───── DATASET CONTENT

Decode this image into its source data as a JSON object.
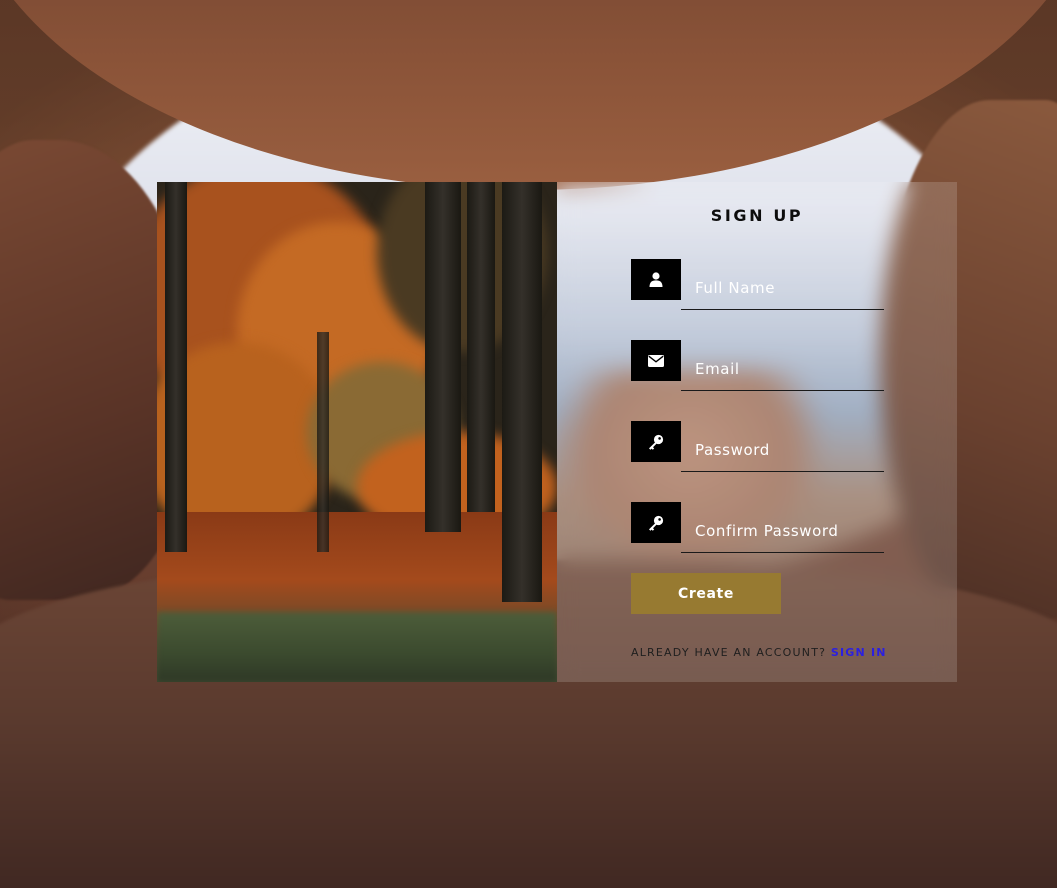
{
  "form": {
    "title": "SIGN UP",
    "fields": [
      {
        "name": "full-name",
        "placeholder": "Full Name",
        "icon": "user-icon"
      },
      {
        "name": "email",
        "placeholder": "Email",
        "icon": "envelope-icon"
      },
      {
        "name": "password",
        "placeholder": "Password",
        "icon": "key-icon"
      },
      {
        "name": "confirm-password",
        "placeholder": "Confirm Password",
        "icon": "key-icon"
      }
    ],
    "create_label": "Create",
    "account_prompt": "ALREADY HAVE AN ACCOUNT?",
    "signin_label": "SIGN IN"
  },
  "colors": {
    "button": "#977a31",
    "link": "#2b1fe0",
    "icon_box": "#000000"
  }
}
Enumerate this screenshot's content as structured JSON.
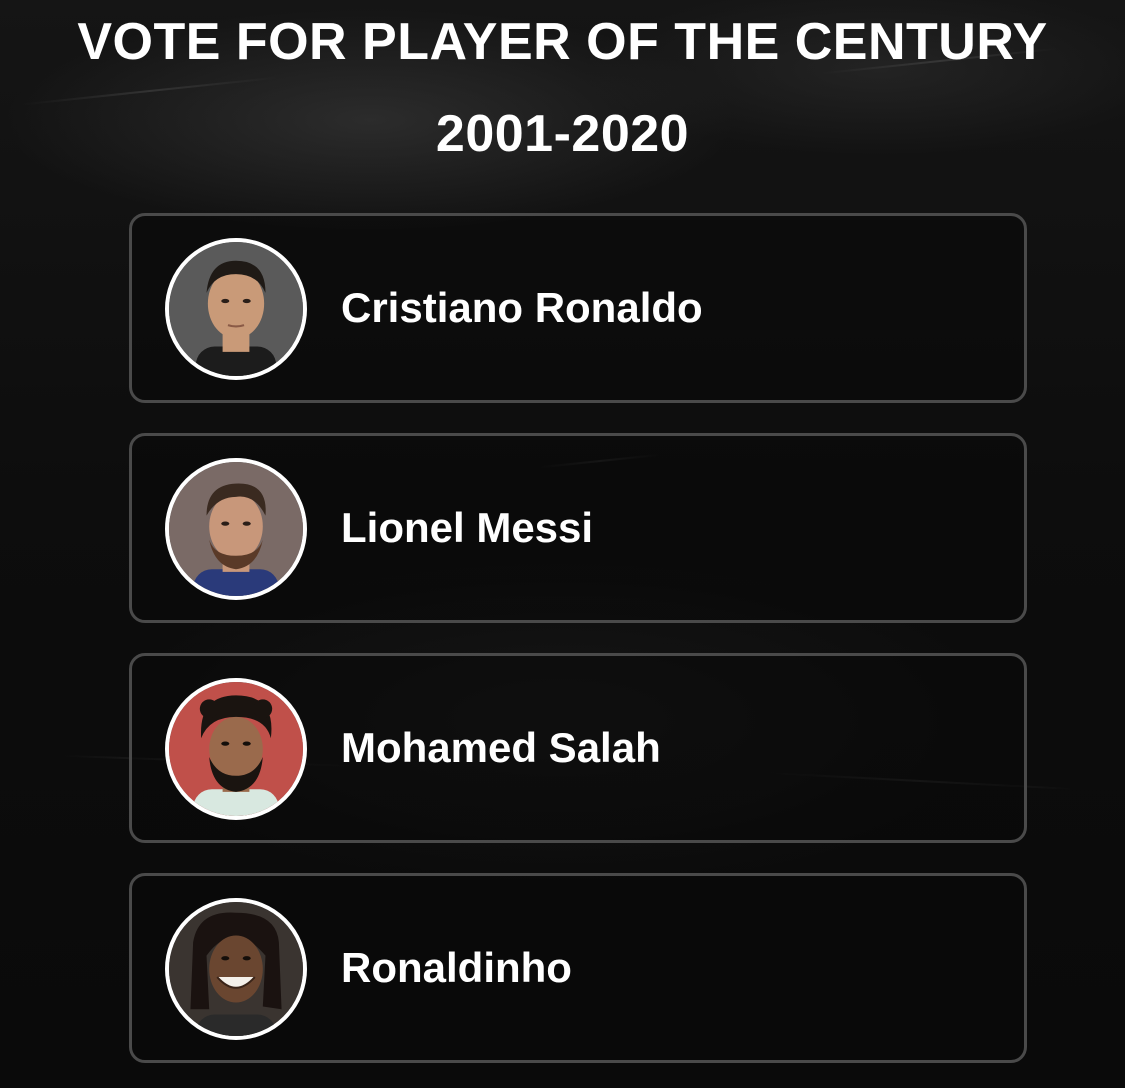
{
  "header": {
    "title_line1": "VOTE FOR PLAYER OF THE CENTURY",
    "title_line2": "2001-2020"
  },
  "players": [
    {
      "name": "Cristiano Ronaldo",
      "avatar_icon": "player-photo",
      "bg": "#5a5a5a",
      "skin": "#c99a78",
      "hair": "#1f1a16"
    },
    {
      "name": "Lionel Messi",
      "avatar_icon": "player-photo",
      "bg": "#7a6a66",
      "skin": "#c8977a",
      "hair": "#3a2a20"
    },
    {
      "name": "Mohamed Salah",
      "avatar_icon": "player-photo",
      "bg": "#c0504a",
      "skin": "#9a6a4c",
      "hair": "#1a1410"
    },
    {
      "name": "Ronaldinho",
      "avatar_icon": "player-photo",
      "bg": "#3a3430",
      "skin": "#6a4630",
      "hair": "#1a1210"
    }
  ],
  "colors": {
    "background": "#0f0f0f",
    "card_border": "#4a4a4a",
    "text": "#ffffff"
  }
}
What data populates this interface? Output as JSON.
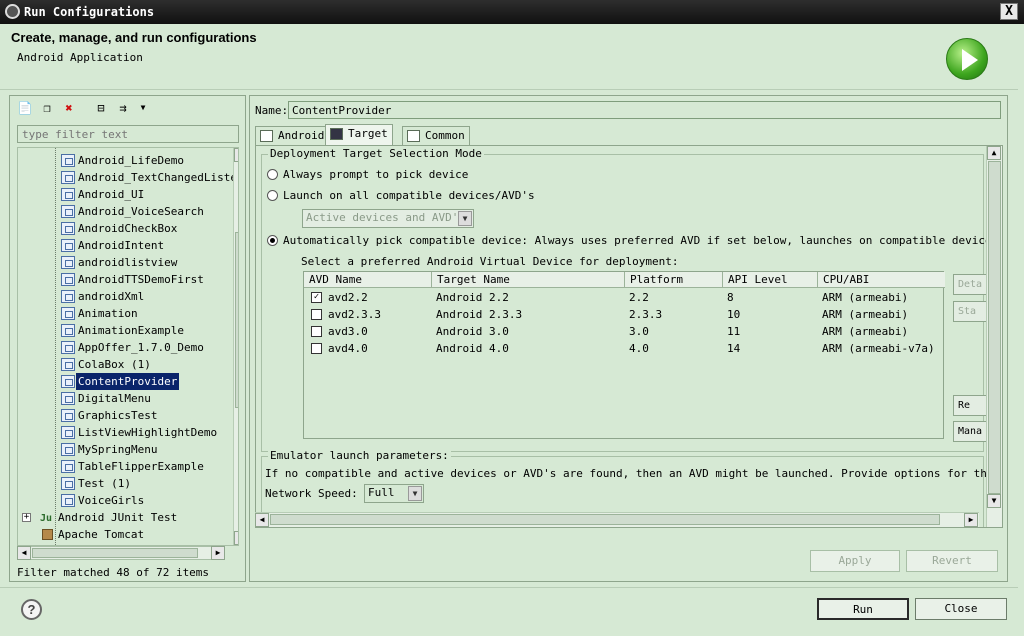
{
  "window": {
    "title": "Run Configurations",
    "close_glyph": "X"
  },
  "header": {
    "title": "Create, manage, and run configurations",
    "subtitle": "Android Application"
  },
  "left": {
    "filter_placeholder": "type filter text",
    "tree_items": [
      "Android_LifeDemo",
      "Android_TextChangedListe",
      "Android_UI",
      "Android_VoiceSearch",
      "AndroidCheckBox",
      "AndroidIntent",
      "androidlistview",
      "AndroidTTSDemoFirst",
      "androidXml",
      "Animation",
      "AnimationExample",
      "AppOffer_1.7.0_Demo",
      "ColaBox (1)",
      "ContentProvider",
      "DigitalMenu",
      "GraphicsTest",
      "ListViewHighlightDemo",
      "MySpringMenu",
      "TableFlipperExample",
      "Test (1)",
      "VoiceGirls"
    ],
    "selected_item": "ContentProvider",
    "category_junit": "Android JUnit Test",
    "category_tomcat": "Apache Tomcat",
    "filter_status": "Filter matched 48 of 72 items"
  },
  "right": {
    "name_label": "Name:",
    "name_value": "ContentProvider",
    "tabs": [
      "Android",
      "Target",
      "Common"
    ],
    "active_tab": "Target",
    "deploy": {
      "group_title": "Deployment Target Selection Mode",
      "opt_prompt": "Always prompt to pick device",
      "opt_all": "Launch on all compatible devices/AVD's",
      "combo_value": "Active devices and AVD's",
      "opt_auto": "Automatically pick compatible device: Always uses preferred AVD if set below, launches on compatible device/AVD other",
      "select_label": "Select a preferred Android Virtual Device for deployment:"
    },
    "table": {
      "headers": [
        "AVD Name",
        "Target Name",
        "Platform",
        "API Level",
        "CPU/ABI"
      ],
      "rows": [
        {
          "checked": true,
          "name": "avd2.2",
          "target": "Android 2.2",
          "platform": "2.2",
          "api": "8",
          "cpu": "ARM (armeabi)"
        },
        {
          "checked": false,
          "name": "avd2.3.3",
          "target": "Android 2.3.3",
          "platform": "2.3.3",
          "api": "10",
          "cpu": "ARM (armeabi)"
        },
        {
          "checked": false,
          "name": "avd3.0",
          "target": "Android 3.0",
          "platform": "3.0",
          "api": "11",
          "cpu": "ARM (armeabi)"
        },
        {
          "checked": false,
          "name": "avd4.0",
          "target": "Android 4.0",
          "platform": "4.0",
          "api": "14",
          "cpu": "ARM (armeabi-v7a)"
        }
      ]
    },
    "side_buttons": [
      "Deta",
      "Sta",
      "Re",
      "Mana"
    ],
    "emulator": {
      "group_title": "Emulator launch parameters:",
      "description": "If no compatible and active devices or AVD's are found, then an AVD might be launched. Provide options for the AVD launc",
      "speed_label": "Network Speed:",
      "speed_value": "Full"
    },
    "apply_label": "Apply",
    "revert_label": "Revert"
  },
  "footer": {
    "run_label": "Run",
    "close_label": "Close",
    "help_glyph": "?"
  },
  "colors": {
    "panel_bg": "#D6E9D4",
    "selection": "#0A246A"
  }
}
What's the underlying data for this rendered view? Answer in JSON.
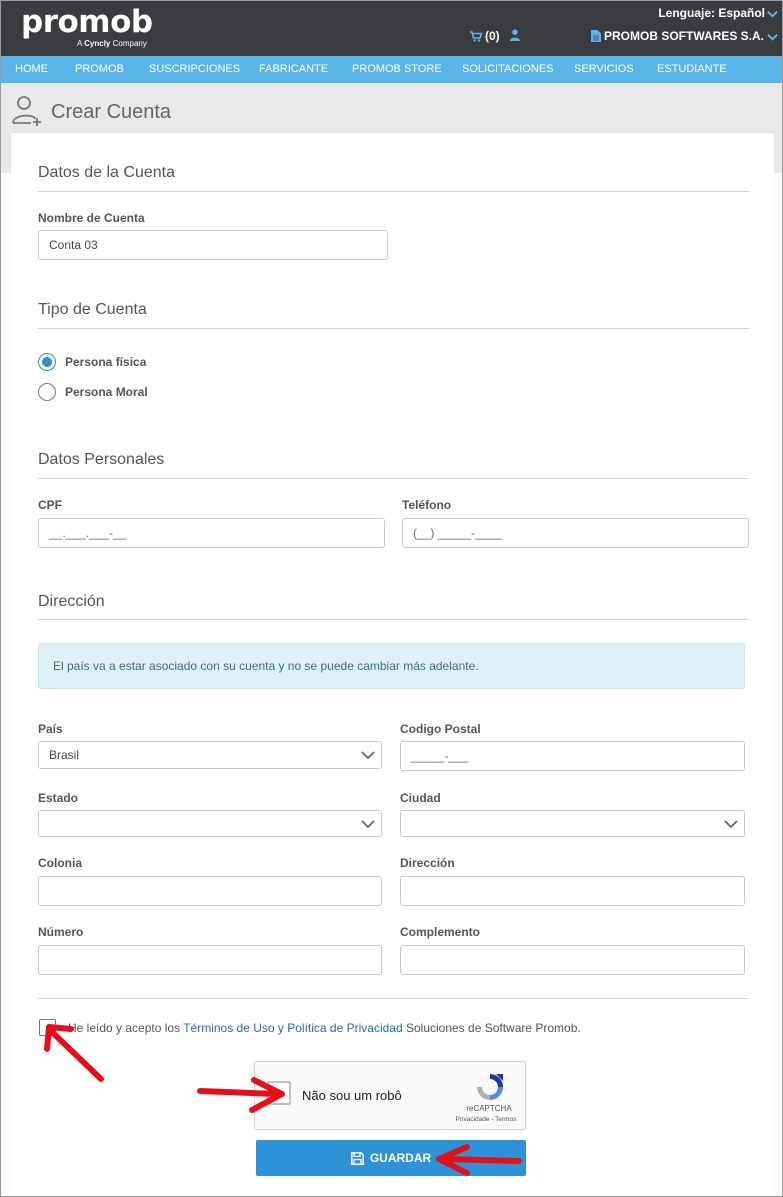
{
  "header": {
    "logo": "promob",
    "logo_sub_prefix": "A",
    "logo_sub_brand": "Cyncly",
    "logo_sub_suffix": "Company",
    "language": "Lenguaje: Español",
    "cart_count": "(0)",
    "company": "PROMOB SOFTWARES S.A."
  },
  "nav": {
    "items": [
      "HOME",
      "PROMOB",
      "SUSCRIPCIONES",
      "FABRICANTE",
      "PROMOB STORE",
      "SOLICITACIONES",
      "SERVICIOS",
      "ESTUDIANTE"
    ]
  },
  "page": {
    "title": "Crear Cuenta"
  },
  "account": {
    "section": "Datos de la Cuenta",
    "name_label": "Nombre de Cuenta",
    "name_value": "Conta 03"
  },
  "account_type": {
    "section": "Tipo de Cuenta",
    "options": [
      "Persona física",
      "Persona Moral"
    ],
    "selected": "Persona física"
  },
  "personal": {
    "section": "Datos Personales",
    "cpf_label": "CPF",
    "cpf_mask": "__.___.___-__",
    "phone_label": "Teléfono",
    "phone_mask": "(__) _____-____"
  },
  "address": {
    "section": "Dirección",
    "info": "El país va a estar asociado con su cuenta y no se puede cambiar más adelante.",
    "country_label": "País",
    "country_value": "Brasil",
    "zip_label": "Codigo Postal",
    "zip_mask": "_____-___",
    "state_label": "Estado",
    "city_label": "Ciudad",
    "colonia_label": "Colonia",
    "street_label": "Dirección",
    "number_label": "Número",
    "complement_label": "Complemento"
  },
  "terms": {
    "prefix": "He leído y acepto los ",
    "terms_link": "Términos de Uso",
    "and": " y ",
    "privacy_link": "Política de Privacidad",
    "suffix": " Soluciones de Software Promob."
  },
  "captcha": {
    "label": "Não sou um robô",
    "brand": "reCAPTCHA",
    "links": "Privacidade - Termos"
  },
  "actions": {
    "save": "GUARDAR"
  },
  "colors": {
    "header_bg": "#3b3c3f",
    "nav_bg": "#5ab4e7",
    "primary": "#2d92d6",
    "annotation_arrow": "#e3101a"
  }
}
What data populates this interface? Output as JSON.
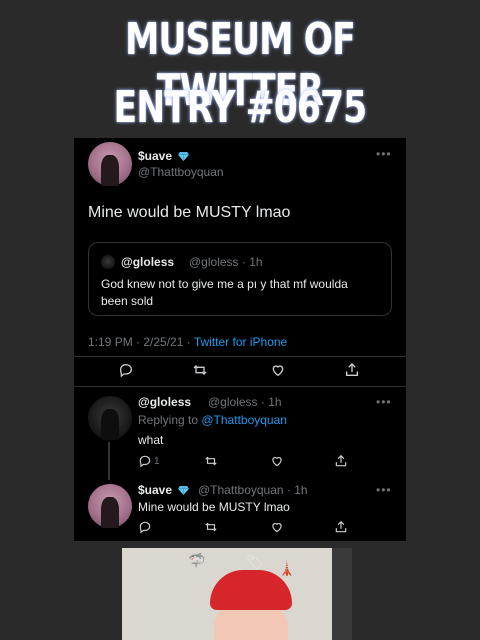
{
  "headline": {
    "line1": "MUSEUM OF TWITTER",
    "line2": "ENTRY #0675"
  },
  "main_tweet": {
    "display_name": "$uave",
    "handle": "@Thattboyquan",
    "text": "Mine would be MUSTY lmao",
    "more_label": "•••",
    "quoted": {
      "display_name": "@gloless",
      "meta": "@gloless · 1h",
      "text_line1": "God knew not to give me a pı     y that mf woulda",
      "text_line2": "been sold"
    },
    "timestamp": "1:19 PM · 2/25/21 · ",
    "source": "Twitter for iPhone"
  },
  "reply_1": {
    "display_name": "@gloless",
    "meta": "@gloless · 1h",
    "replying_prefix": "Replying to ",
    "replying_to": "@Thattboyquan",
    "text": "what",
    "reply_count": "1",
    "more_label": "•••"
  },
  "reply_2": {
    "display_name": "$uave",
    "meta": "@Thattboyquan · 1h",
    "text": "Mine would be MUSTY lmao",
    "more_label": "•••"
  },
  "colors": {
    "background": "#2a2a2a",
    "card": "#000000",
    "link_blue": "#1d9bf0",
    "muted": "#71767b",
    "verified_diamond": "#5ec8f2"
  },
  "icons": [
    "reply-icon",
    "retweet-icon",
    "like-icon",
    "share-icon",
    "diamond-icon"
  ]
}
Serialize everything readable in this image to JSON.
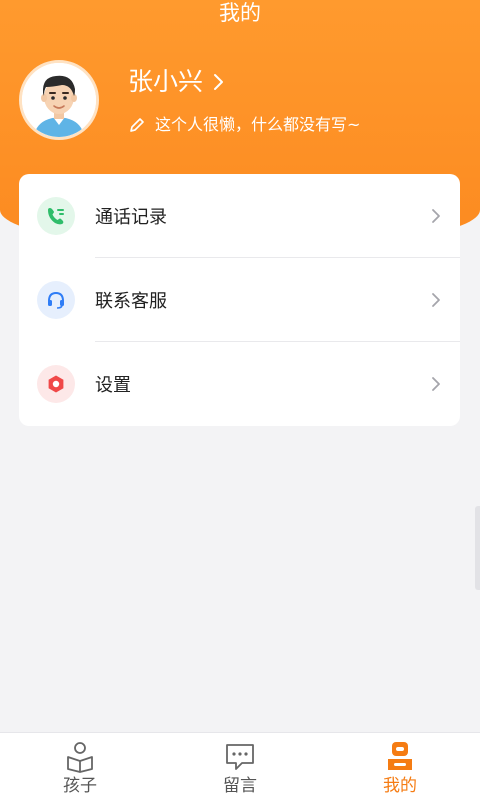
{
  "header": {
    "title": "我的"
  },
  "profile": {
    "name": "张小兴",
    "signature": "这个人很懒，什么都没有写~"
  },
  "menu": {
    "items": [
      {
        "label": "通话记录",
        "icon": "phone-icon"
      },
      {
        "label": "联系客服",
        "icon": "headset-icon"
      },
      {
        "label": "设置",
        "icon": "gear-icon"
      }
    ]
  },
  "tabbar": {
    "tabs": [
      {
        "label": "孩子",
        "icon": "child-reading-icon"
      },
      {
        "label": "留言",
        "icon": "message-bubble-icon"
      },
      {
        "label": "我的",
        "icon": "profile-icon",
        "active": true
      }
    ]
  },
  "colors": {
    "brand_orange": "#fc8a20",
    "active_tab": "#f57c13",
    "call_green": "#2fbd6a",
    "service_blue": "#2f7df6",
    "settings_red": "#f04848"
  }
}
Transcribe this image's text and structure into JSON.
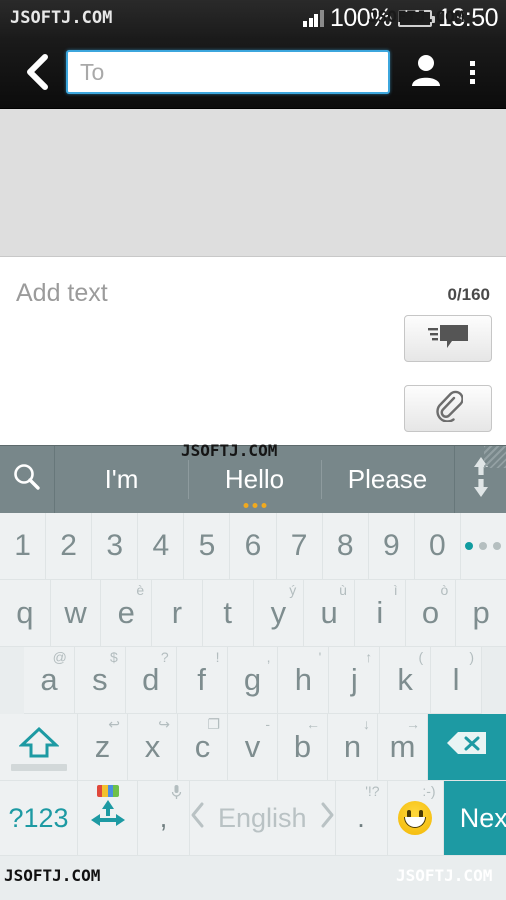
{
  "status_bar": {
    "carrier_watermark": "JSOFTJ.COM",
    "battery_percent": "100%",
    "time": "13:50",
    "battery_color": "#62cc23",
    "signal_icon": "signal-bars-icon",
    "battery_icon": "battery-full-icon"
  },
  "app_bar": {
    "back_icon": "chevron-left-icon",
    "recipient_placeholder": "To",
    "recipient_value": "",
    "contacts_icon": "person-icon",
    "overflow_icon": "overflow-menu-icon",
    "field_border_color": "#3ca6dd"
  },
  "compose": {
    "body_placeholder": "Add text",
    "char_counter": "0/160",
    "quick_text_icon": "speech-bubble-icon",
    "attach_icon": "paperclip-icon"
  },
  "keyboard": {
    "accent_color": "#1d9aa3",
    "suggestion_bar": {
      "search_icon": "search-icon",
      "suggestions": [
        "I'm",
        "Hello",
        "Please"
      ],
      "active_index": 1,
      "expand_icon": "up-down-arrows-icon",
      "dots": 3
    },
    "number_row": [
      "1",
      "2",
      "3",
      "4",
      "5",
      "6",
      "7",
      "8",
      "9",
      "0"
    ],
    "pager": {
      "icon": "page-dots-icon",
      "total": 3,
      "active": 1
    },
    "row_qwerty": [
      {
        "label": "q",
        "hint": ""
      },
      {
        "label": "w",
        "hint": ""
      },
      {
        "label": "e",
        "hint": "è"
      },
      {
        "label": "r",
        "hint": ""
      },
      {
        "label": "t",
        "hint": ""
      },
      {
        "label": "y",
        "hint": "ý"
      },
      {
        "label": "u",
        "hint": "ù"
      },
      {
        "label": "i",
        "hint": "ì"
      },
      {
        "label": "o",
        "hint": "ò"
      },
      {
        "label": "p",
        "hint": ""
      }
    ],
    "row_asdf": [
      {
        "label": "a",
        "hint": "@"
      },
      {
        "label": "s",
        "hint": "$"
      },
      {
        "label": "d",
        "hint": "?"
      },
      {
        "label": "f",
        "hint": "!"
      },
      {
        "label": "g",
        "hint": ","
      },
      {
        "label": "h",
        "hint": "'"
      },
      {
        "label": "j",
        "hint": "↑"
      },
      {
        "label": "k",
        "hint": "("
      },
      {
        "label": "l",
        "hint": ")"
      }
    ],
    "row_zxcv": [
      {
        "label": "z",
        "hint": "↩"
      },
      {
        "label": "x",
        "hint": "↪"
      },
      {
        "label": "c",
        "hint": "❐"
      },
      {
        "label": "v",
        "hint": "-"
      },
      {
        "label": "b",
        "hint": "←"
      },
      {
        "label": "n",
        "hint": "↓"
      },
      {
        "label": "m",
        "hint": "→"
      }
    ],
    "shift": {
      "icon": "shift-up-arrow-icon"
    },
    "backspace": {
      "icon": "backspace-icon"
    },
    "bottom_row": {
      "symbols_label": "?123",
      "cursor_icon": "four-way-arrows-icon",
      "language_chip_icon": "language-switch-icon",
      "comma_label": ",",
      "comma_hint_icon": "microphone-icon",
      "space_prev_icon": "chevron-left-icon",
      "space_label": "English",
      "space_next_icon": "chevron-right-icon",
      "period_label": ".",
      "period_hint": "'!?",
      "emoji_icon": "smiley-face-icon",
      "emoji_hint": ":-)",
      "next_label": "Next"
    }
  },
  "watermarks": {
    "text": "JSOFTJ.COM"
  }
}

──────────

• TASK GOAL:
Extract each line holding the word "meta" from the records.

• SOLUTION TO THIS EXERCISE:
      "meta": "@gloless · 1h",
    "meta": "@gloless · 1h",
    "meta": "@Thattboyquan · 1h",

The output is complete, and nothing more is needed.